These books, which Huffington cites in Thrive, will help you do just that.

Huffington holds this autobiographical work as one of her favorites. "It's helped me explore the possibility that our nighttime dreams, far from shutting us off from the real world, actually open up another reality--a timeless place that allows us to listen to our souls," she says.

2. Being With Dying, by Joan Halifax

Halifax is a Zen Buddhist priest, an anthropologist, and a hospice worker. She writes that treating death as a "drugged-up, tube-entangled, institutionalized" final stage denies us valuable life lessons. Her teachings affirm that we can "open and contact our inner strength," and that we can help others who are suffering to do the same.

3. Catching the Big Fish, by David Lynch

Successful director David Lynch, who is a longtime meditator, describes his personal methods of capturing and working with ideas, and the immense creative benefits he has experienced from the practice of meditation.

4. Mindfulness, by Mark Williams and Danny Penman

These authors suggest a variety of quick and easy ways to practice mindfulness, including taking something we've placed on autopilot--brushing our teeth, drinking our morning coffee--and putting it back on the list of things we pay attention to.

5. Give and Take, by Adam Grant

Grant, a Wharton professor, cites studies that show that those who give their time and effort to others end up achieving more success than those who don't. It's true for salespeople, engineers, and medical students: Nice guys don't finish last!

6. Search Inside Yourself, by Chade-Meng Tan

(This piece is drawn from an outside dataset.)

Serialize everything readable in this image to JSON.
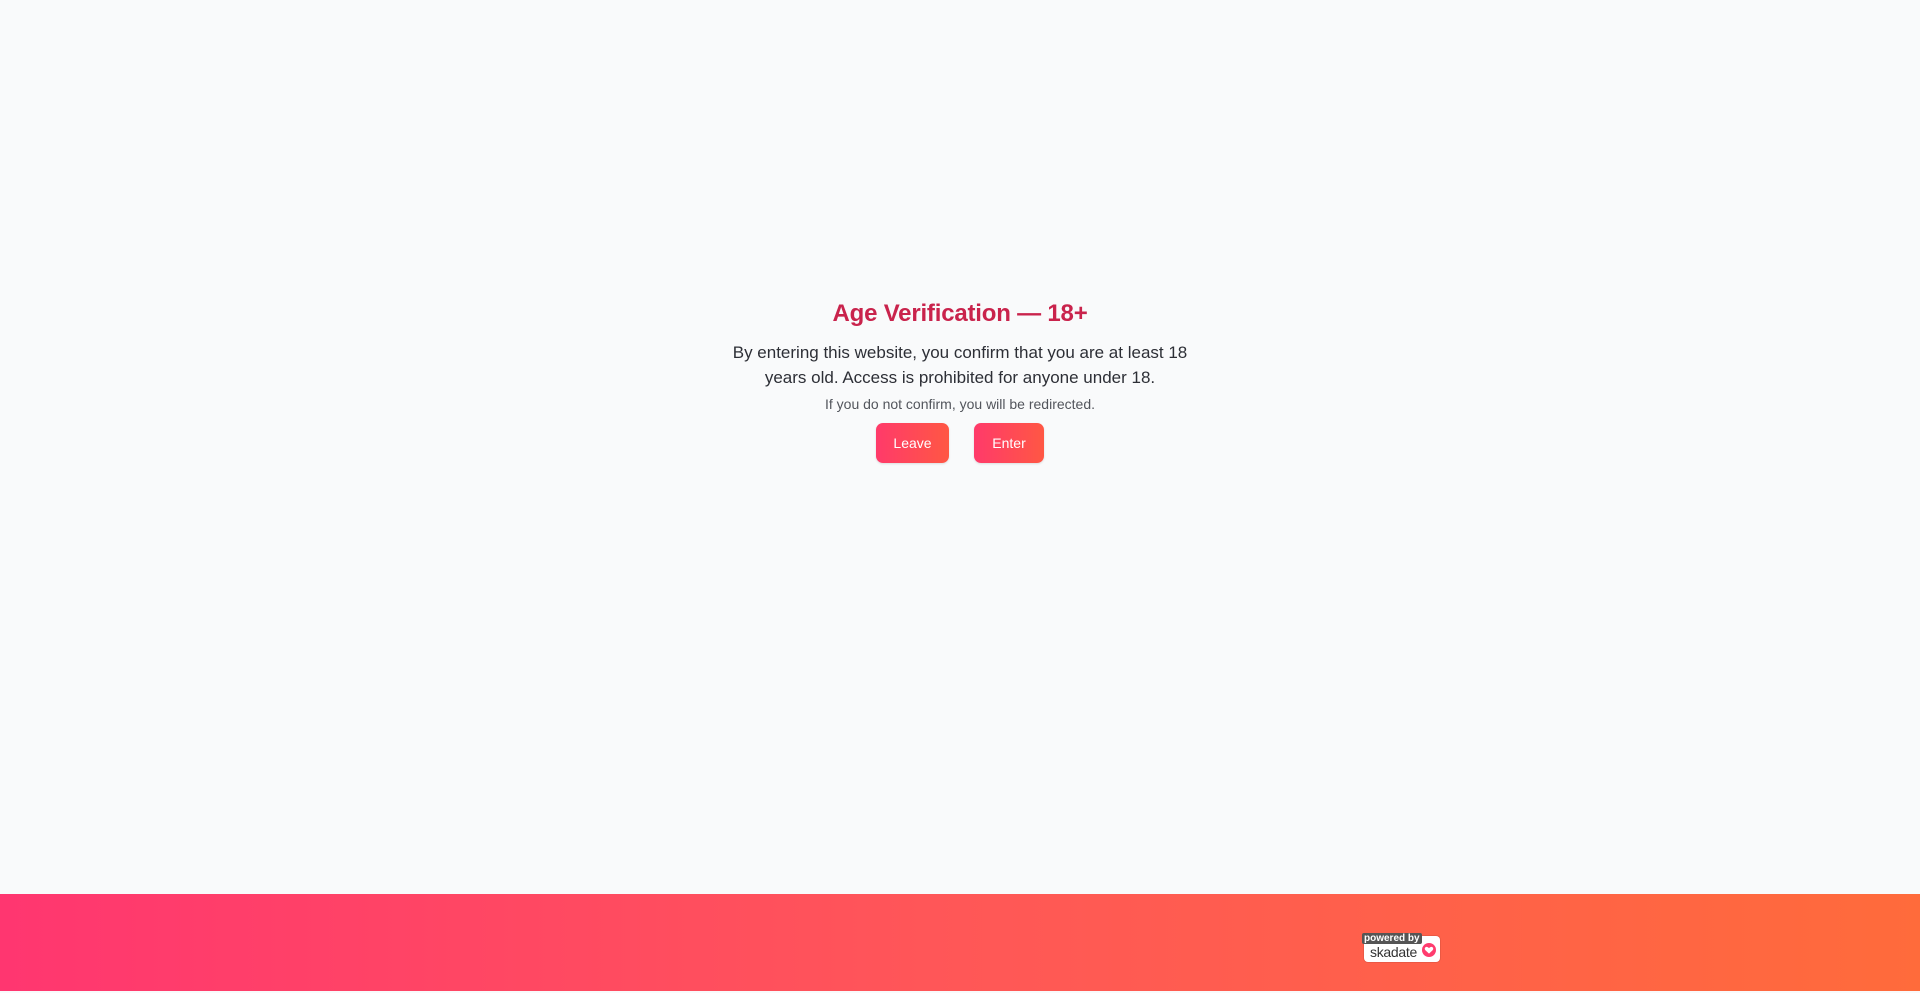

One of the most popular classes Google offers to its employees is called "Search Inside Yourself." The class was started by Tan, an engineer and Google employee who eventually wrote this book about his principles. The course is divided into three parts: attention training, self-knowledge, and building useful mental habits.

7. Lessons for the Living, by Stan Goldberg

Even if we stubbornly refuse to allow death to influence our lives, our lives will definitely influence our deaths. The author writes that "the ideas and emotions people carry with them through life often determine the quality of their death."